There were grand plans, talk of a Swedish-inspired “expo” of avant garde housing. Then came the credit crunch, recession and public spending cuts.
Newcastle city council, back in Labour control since 2011, formed a public-private partnership to try to get development started.
The council has provided the land, supported by £24m of public funds for infrastructure and social development, creating the New Tyne West Development Company in a joint venture with Barratt and Keepmoat.
The company has been keen to engage locals and has supported the Scotswood café, a meeting point for a community that has few shops or amenities.
“I wanted to keep the café because everything was pulled down,” says Janice Oliver, who runs it. She still has 17 family members living in her surviving street of council houses.
The builders and development company are also supporting local schools and are creating apprenticeships.
But some local residents point out that only 15 per cent of the redevelopment will be for rent and shared ownership – part-rent, part-buy – schemes.
Tension between old residents and incomers can be a problem, says Sir Peter Hall, a regeneration expert.
But, he says: “The original community came into existence to serve an economy that has disappeared. The answer is to assist the repopulation of the city by the middle class. It’s the least worst solution.”
New approach to neglected areas
In urban areas all over Britain, 19th century industrial development led to the building of hundreds of thousands of terraced homes for the families of workers in pits, mills and factories.
The first part of the 20th century saw creation of big council estates, sometimes after slum clearance, offering homes to rent for working class occupants.
But in the past 30 years, the decline of industry, coupled with the growth of commuting and home ownership, has left many of these areas sidelined, creating a downward spiral of dwindling demand and confidence.
Underlying their physical decay, says Sir Peter Hall, professor of planning and regeneration at University College London, is the economic decline facing their residents.

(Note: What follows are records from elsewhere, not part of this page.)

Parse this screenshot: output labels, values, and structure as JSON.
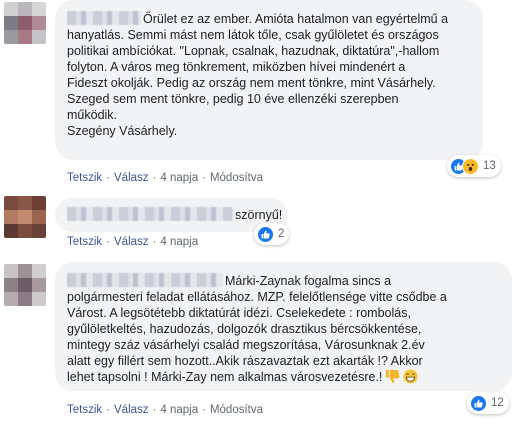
{
  "colors": {
    "bubble_bg": "#f2f3f5",
    "link": "#385898",
    "like_blue": "#1877f2",
    "wow_yellow": "#f7b928"
  },
  "comments": [
    {
      "author": "",
      "lines": [
        "Őrület ez az ember. Amióta hatalmon van egyértelmű a",
        "hanyatlás. Semmi mást nem látok tőle, csak gyűlöletet és országos",
        "politikai ambíciókat. \"Lopnak, csalnak, hazudnak, diktatúra\",-hallom",
        "folyton. A város meg tönkrement, miközben hívei mindenért a",
        "Fideszt okolják. Pedig az ország nem ment tönkre, mint Vásárhely.",
        "Szeged sem ment tönkre, pedig 10 éve ellenzéki szerepben",
        "működik.",
        "Szegény Vásárhely."
      ],
      "actions": {
        "like": "Tetszik",
        "reply": "Válasz",
        "time": "4 napja",
        "edited": "Módosítva"
      },
      "reaction_icons": [
        "like-icon",
        "wow-icon"
      ],
      "reaction_count": "13"
    },
    {
      "author": "",
      "lines": [
        "szörnyű!"
      ],
      "actions": {
        "like": "Tetszik",
        "reply": "Válasz",
        "time": "4 napja"
      },
      "reaction_icons": [
        "like-icon"
      ],
      "reaction_count": "2"
    },
    {
      "author": "",
      "lines": [
        "Márki-Zaynak fogalma sincs a",
        "polgármesteri feladat ellátásához. MZP. felelőtlensége vitte csődbe a",
        "Várost. A legsötétebb diktatúrát idézi. Cselekedete : rombolás,",
        "gyűlöletkeltés, hazudozás, dolgozók drasztikus bércsökkentése,",
        "mintegy száz vásárhelyi család megszorítása, Városunknak 2.év",
        "alatt egy fillért sem hozott..Akik rászavaztak ezt akarták !? Akkor",
        "lehet tapsolni ! Márki-Zay nem alkalmas városvezetésre.!"
      ],
      "inline_emojis": [
        "thumbs-down-icon",
        "grin-icon"
      ],
      "actions": {
        "like": "Tetszik",
        "reply": "Válasz",
        "time": "4 napja",
        "edited": "Módosítva"
      },
      "reaction_icons": [
        "like-icon"
      ],
      "reaction_count": "12"
    }
  ]
}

The Labour government in 2002 launched Pathfinder Housing Market Renewal to tackle low housing demand in parts of the Midlands and north of England. Scotswood was included. Pathfinder’s approach was mass demolitions, rebuilding and refurbishment. The £2.2bn scheme was very controversial and the coalition government scrapped it in 2011.
Now, there is a focus on avoiding “mono tenure” – housing stock for one kind of tenant or income group.
Local authorities and private developers tend to work in partnership on mixed schemes, where social housing is built among sufficient private homes to ensure commercial viability.
Examples include New Islington in Manchester, the Amy Johnson scheme in West Hull and Scotswood.
The challenge is to achieve a critical mass to improve the area, yet not to flood the market.
Tom Warburton, Newcastle city council’s director of investment, says: “Turning around areas like that is a long, hard road.”